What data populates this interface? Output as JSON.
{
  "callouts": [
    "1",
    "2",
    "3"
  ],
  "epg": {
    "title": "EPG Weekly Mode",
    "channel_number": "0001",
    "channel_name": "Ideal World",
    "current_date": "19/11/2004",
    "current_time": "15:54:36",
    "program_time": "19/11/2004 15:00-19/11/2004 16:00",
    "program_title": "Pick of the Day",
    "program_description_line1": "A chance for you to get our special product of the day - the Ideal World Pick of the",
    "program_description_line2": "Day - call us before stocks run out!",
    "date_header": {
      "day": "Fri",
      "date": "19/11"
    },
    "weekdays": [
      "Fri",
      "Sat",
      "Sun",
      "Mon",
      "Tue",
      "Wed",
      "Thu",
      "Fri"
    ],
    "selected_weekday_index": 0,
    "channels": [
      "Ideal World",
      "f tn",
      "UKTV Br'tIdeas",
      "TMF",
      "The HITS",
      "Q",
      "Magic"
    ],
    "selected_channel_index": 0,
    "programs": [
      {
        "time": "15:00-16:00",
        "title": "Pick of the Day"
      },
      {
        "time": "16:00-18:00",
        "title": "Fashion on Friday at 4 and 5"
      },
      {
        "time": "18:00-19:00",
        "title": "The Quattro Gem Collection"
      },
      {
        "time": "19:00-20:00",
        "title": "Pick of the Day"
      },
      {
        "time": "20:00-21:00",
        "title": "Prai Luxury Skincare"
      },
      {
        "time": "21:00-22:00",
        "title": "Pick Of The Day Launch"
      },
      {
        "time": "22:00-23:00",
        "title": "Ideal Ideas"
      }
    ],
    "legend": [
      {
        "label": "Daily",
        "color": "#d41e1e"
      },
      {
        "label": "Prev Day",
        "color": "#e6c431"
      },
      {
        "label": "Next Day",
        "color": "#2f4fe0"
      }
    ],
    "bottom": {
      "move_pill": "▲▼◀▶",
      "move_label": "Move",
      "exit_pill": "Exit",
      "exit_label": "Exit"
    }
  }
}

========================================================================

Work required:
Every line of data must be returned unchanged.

Answer to this task:
What data populates this interface? Output as JSON.
{
  "callouts": [
    "1",
    "2",
    "3"
  ],
  "epg": {
    "title": "EPG Weekly Mode",
    "channel_number": "0001",
    "channel_name": "Ideal World",
    "current_date": "19/11/2004",
    "current_time": "15:54:36",
    "program_time": "19/11/2004 15:00-19/11/2004 16:00",
    "program_title": "Pick of the Day",
    "program_description_line1": "A chance for you to get our special product of the day - the Ideal World Pick of the",
    "program_description_line2": "Day - call us before stocks run out!",
    "date_header": {
      "day": "Fri",
      "date": "19/11"
    },
    "weekdays": [
      "Fri",
      "Sat",
      "Sun",
      "Mon",
      "Tue",
      "Wed",
      "Thu",
      "Fri"
    ],
    "selected_weekday_index": 0,
    "channels": [
      "Ideal World",
      "f tn",
      "UKTV Br'tIdeas",
      "TMF",
      "The HITS",
      "Q",
      "Magic"
    ],
    "selected_channel_index": 0,
    "programs": [
      {
        "time": "15:00-16:00",
        "title": "Pick of the Day"
      },
      {
        "time": "16:00-18:00",
        "title": "Fashion on Friday at 4 and 5"
      },
      {
        "time": "18:00-19:00",
        "title": "The Quattro Gem Collection"
      },
      {
        "time": "19:00-20:00",
        "title": "Pick of the Day"
      },
      {
        "time": "20:00-21:00",
        "title": "Prai Luxury Skincare"
      },
      {
        "time": "21:00-22:00",
        "title": "Pick Of The Day Launch"
      },
      {
        "time": "22:00-23:00",
        "title": "Ideal Ideas"
      }
    ],
    "legend": [
      {
        "label": "Daily",
        "color": "#d41e1e"
      },
      {
        "label": "Prev Day",
        "color": "#e6c431"
      },
      {
        "label": "Next Day",
        "color": "#2f4fe0"
      }
    ],
    "bottom": {
      "move_pill": "▲▼◀▶",
      "move_label": "Move",
      "exit_pill": "Exit",
      "exit_label": "Exit"
    }
  }
}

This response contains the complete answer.